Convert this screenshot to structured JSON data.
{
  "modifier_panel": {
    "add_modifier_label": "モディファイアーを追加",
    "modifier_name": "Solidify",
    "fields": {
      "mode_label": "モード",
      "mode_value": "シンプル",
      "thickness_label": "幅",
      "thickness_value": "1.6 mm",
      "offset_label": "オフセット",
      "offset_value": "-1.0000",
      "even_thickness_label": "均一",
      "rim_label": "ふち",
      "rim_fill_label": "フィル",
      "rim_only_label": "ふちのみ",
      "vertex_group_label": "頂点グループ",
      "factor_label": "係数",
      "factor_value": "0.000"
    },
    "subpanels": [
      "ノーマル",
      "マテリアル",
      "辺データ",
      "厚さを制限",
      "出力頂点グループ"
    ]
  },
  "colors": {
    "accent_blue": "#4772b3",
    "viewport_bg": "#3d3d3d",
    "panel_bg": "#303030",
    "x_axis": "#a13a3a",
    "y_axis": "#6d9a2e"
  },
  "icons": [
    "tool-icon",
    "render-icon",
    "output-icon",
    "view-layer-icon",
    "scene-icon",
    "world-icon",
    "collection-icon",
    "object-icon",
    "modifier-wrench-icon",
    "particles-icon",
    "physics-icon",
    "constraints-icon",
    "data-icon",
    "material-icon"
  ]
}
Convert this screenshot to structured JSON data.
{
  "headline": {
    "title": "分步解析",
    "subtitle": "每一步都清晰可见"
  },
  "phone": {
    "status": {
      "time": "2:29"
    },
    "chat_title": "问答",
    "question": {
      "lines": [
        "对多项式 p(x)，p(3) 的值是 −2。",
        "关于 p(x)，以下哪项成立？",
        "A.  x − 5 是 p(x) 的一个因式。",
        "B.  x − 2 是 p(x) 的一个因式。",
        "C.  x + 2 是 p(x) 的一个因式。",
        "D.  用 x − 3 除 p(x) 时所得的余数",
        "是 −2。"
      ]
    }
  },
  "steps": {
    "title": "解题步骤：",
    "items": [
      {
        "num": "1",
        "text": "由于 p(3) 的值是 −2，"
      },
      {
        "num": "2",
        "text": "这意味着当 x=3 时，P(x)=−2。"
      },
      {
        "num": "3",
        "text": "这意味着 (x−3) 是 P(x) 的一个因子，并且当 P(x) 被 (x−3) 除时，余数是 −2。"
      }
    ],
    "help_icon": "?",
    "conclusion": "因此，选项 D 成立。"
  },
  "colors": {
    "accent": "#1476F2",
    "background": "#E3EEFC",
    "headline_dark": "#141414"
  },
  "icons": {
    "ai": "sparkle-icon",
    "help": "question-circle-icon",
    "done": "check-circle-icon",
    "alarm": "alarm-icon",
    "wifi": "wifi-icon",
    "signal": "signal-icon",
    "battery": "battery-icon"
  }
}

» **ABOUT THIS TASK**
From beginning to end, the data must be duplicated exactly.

» **OUTPUT OF THE TASK**
Convert this screenshot to structured JSON data.
{
  "modifier_panel": {
    "add_modifier_label": "モディファイアーを追加",
    "modifier_name": "Solidify",
    "fields": {
      "mode_label": "モード",
      "mode_value": "シンプル",
      "thickness_label": "幅",
      "thickness_value": "1.6 mm",
      "offset_label": "オフセット",
      "offset_value": "-1.0000",
      "even_thickness_label": "均一",
      "rim_label": "ふち",
      "rim_fill_label": "フィル",
      "rim_only_label": "ふちのみ",
      "vertex_group_label": "頂点グループ",
      "factor_label": "係数",
      "factor_value": "0.000"
    },
    "subpanels": [
      "ノーマル",
      "マテリアル",
      "辺データ",
      "厚さを制限",
      "出力頂点グループ"
    ]
  },
  "colors": {
    "accent_blue": "#4772b3",
    "viewport_bg": "#3d3d3d",
    "panel_bg": "#303030",
    "x_axis": "#a13a3a",
    "y_axis": "#6d9a2e"
  },
  "icons": [
    "tool-icon",
    "render-icon",
    "output-icon",
    "view-layer-icon",
    "scene-icon",
    "world-icon",
    "collection-icon",
    "object-icon",
    "modifier-wrench-icon",
    "particles-icon",
    "physics-icon",
    "constraints-icon",
    "data-icon",
    "material-icon"
  ]
}
Convert this screenshot to structured JSON data.
{
  "headline": {
    "title": "分步解析",
    "subtitle": "每一步都清晰可见"
  },
  "phone": {
    "status": {
      "time": "2:29"
    },
    "chat_title": "问答",
    "question": {
      "lines": [
        "对多项式 p(x)，p(3) 的值是 −2。",
        "关于 p(x)，以下哪项成立？",
        "A.  x − 5 是 p(x) 的一个因式。",
        "B.  x − 2 是 p(x) 的一个因式。",
        "C.  x + 2 是 p(x) 的一个因式。",
        "D.  用 x − 3 除 p(x) 时所得的余数",
        "是 −2。"
      ]
    }
  },
  "steps": {
    "title": "解题步骤：",
    "items": [
      {
        "num": "1",
        "text": "由于 p(3) 的值是 −2，"
      },
      {
        "num": "2",
        "text": "这意味着当 x=3 时，P(x)=−2。"
      },
      {
        "num": "3",
        "text": "这意味着 (x−3) 是 P(x) 的一个因子，并且当 P(x) 被 (x−3) 除时，余数是 −2。"
      }
    ],
    "help_icon": "?",
    "conclusion": "因此，选项 D 成立。"
  },
  "colors": {
    "accent": "#1476F2",
    "background": "#E3EEFC",
    "headline_dark": "#141414"
  },
  "icons": {
    "ai": "sparkle-icon",
    "help": "question-circle-icon",
    "done": "check-circle-icon",
    "alarm": "alarm-icon",
    "wifi": "wifi-icon",
    "signal": "signal-icon",
    "battery": "battery-icon"
  }
}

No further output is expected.